• [Directions]: Print every record exactly as it appears. Leave the pictures out.

Data about app and page elements
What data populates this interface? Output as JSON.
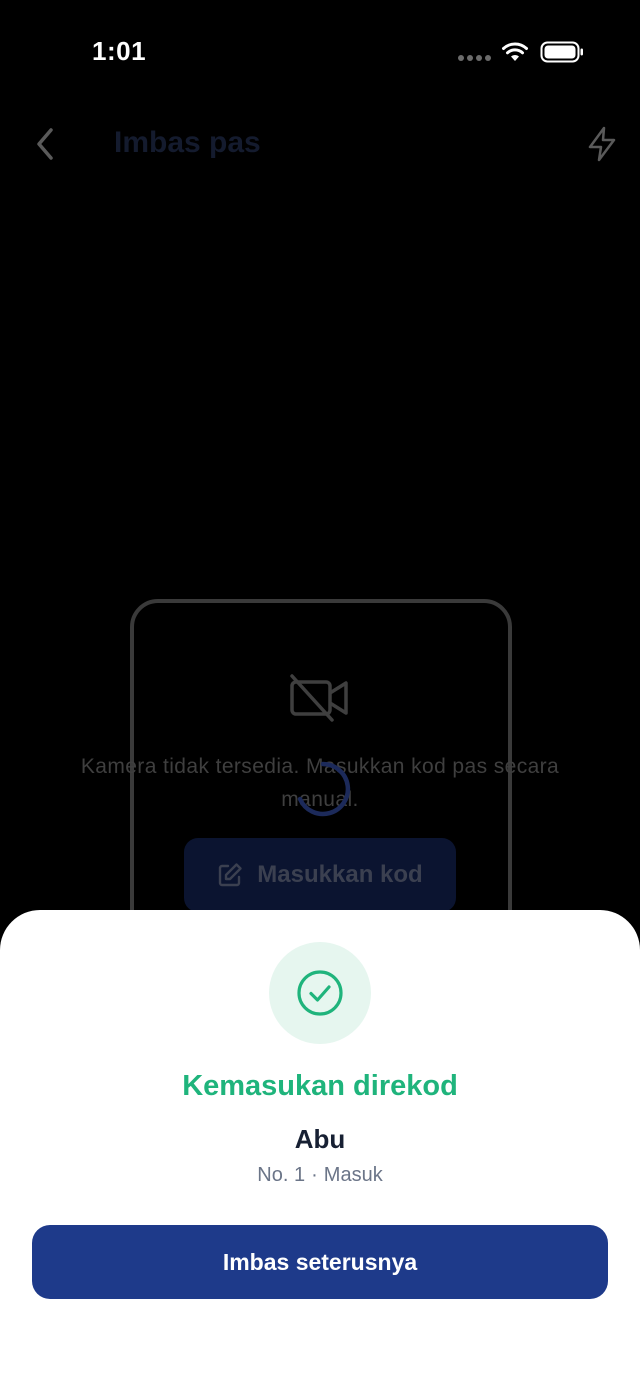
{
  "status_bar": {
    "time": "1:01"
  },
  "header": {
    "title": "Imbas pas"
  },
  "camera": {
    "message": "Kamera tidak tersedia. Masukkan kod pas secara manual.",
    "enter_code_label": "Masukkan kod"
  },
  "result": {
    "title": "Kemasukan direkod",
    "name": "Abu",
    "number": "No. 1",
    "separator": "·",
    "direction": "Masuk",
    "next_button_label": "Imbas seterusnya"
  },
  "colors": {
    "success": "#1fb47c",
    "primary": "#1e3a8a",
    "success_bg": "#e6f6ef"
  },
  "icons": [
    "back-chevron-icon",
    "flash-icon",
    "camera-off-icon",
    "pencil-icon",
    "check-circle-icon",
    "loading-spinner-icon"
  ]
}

• [Solution for this problem]:
What data populates this interface? Output as JSON.
{
  "status_bar": {
    "time": "1:01"
  },
  "header": {
    "title": "Imbas pas"
  },
  "camera": {
    "message": "Kamera tidak tersedia. Masukkan kod pas secara manual.",
    "enter_code_label": "Masukkan kod"
  },
  "result": {
    "title": "Kemasukan direkod",
    "name": "Abu",
    "number": "No. 1",
    "separator": "·",
    "direction": "Masuk",
    "next_button_label": "Imbas seterusnya"
  },
  "colors": {
    "success": "#1fb47c",
    "primary": "#1e3a8a",
    "success_bg": "#e6f6ef"
  },
  "icons": [
    "back-chevron-icon",
    "flash-icon",
    "camera-off-icon",
    "pencil-icon",
    "check-circle-icon",
    "loading-spinner-icon"
  ]
}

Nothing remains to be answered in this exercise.